Please state the number of lines in the material below that contain "description", with no other words.

- - -

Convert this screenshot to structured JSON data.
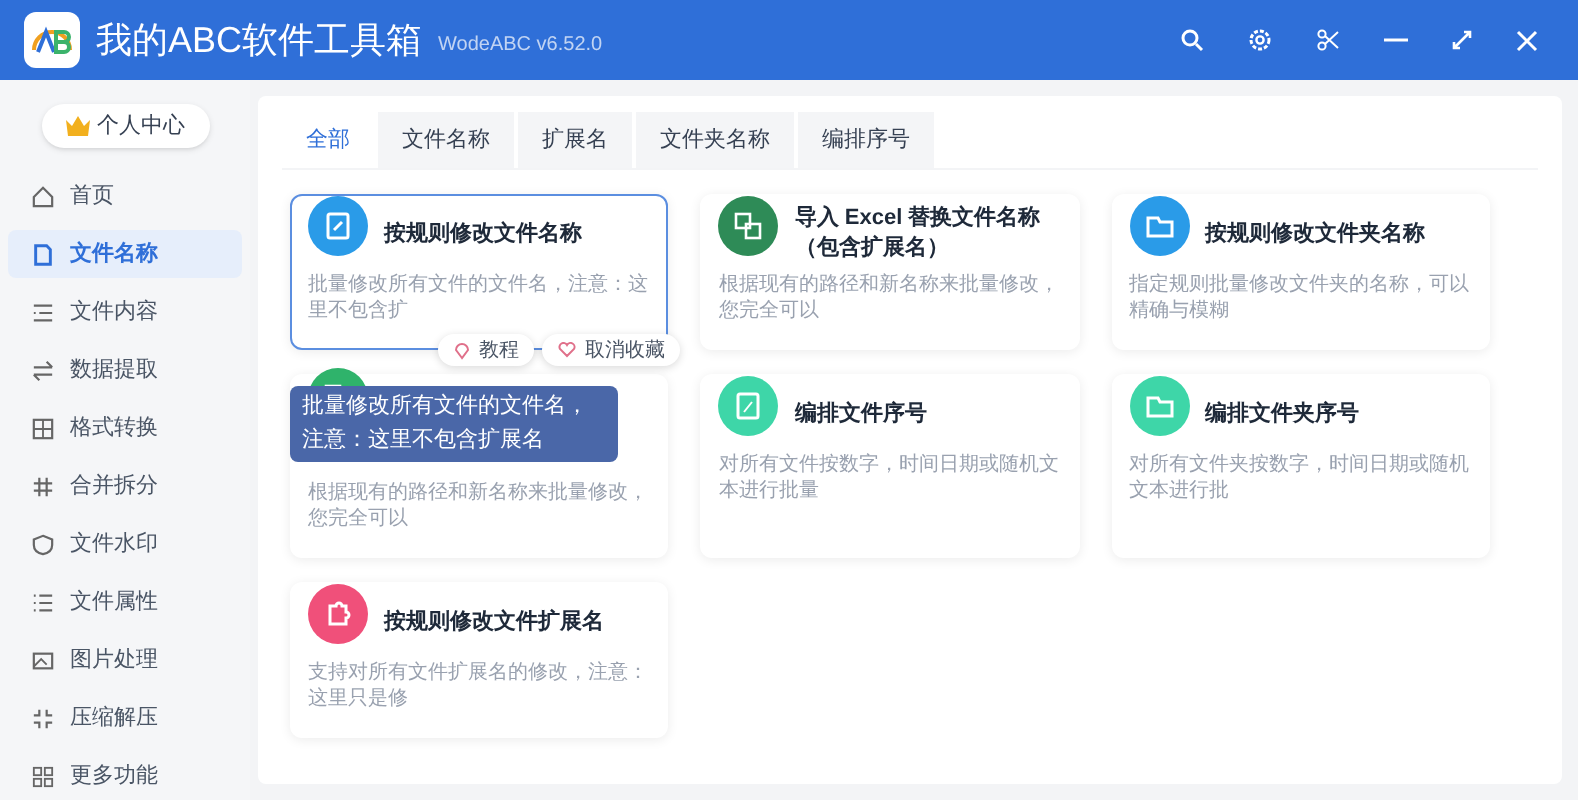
{
  "window": {
    "title": "我的ABC软件工具箱",
    "version": "WodeABC v6.52.0"
  },
  "user_button": {
    "label": "个人中心"
  },
  "sidebar": {
    "items": [
      {
        "label": "首页",
        "selected": false
      },
      {
        "label": "文件名称",
        "selected": true
      },
      {
        "label": "文件内容",
        "selected": false
      },
      {
        "label": "数据提取",
        "selected": false
      },
      {
        "label": "格式转换",
        "selected": false
      },
      {
        "label": "合并拆分",
        "selected": false
      },
      {
        "label": "文件水印",
        "selected": false
      },
      {
        "label": "文件属性",
        "selected": false
      },
      {
        "label": "图片处理",
        "selected": false
      },
      {
        "label": "压缩解压",
        "selected": false
      },
      {
        "label": "更多功能",
        "selected": false
      }
    ]
  },
  "tabs": [
    {
      "label": "全部",
      "selected": true
    },
    {
      "label": "文件名称",
      "selected": false
    },
    {
      "label": "扩展名",
      "selected": false
    },
    {
      "label": "文件夹名称",
      "selected": false
    },
    {
      "label": "编排序号",
      "selected": false
    }
  ],
  "cards": [
    {
      "title": "按规则修改文件名称",
      "description": "批量修改所有文件的文件名，注意：这里不包含扩",
      "color": "#2a9be8",
      "hovered": true,
      "actions": [
        {
          "label": "教程"
        },
        {
          "label": "取消收藏"
        }
      ]
    },
    {
      "title": "导入 Excel 替换文件名称（包含扩展名）",
      "description": "根据现有的路径和新名称来批量修改，您完全可以",
      "color": "#2e8b57",
      "hovered": false
    },
    {
      "title": "按规则修改文件夹名称",
      "description": "指定规则批量修改文件夹的名称，可以精确与模糊",
      "color": "#2a9be8",
      "hovered": false
    },
    {
      "description": "根据现有的路径和新名称来批量修改，您完全可以",
      "color": "#2fb36b",
      "hovered": false
    },
    {
      "title": "编排文件序号",
      "description": "对所有文件按数字，时间日期或随机文本进行批量",
      "color": "#3ed6a8",
      "hovered": false
    },
    {
      "title": "编排文件夹序号",
      "description": "对所有文件夹按数字，时间日期或随机文本进行批",
      "color": "#3ed6a8",
      "hovered": false
    },
    {
      "title": "按规则修改文件扩展名",
      "description": "支持对所有文件扩展名的修改，注意：这里只是修",
      "color": "#f0507a",
      "hovered": false
    }
  ],
  "tooltip": {
    "text": "批量修改所有文件的文件名，注意：这里不包含扩展名"
  }
}
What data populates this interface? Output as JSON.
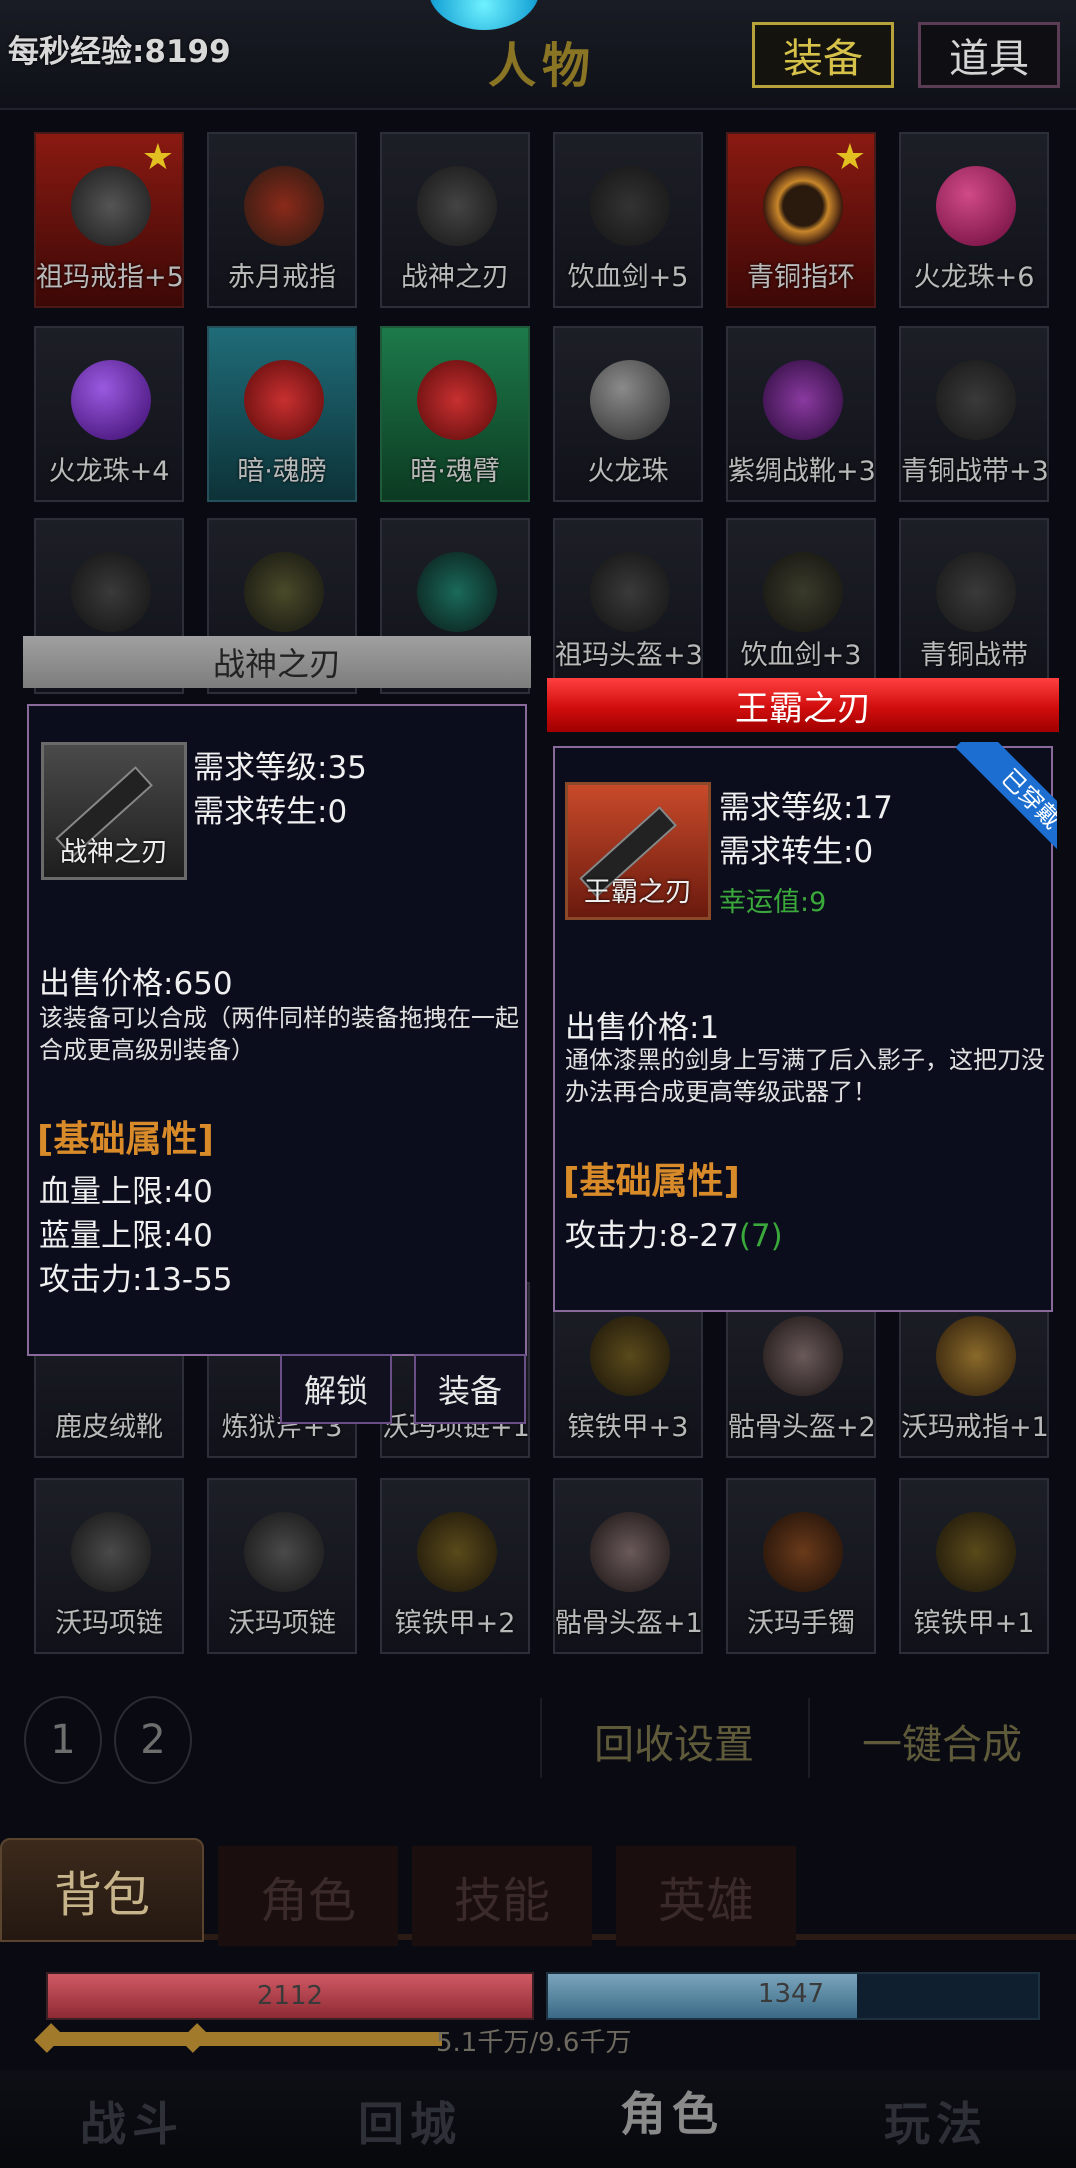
{
  "header": {
    "exp_per_sec": "每秒经验:8199",
    "title": "人物",
    "tab_equip": "装备",
    "tab_items": "道具"
  },
  "grid": {
    "row1": [
      "祖玛戒指+5",
      "赤月戒指",
      "战神之刃",
      "饮血剑+5",
      "青铜指环",
      "火龙珠+6"
    ],
    "row2": [
      "火龙珠+4",
      "暗·魂膀",
      "暗·魂臂",
      "火龙珠",
      "紫绸战靴+3",
      "青铜战带+3"
    ],
    "row3": [
      "祖玛头盔+3",
      "饮血剑+3",
      "青铜战带"
    ],
    "row5": [
      "鹿皮绒靴",
      "炼狱斧+3",
      "沃玛项链+1",
      "镔铁甲+3",
      "骷骨头盔+2",
      "沃玛戒指+1"
    ],
    "row6": [
      "沃玛项链",
      "沃玛项链",
      "镔铁甲+2",
      "骷骨头盔+1",
      "沃玛手镯",
      "镔铁甲+1"
    ]
  },
  "popup_left": {
    "title": "战神之刃",
    "icon_name": "战神之刃",
    "req_level": "需求等级:35",
    "req_rebirth": "需求转生:0",
    "price": "出售价格:650",
    "desc_line1": "该装备可以合成（两件同样的装备拖拽在一起",
    "desc_line2": "合成更高级别装备）",
    "attr_header": "[基础属性]",
    "attr1": "血量上限:40",
    "attr2": "蓝量上限:40",
    "attr3": "攻击力:13-55",
    "btn_unlock": "解锁",
    "btn_equip": "装备"
  },
  "popup_right": {
    "title": "王霸之刃",
    "icon_name": "王霸之刃",
    "badge": "已穿戴",
    "req_level": "需求等级:17",
    "req_rebirth": "需求转生:0",
    "luck": "幸运值:9",
    "price": "出售价格:1",
    "desc_line1": "通体漆黑的剑身上写满了后入影子，这把刀没",
    "desc_line2": "办法再合成更高等级武器了！",
    "attr_header": "[基础属性]",
    "attack": "攻击力:8-27",
    "attack_bonus": "(7)"
  },
  "controls": {
    "page1": "1",
    "page2": "2",
    "recycle": "回收设置",
    "merge": "一键合成"
  },
  "bag_tabs": {
    "bag": "背包",
    "role": "角色",
    "skill": "技能",
    "hero": "英雄"
  },
  "status": {
    "hp": "2112",
    "mp": "1347",
    "mp_fill": 0.63,
    "exp_fill": 0.41,
    "exp": "5.1千万/9.6千万"
  },
  "nav": {
    "battle": "战斗",
    "town": "回城",
    "role": "角色",
    "play": "玩法"
  },
  "colors": {
    "accent_gold": "#b8a23a",
    "title_red": "#d10d0d",
    "attr_orange": "#d98b2a",
    "luck_green": "#3aa83a"
  }
}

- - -

> REPLY TO THE TASK
7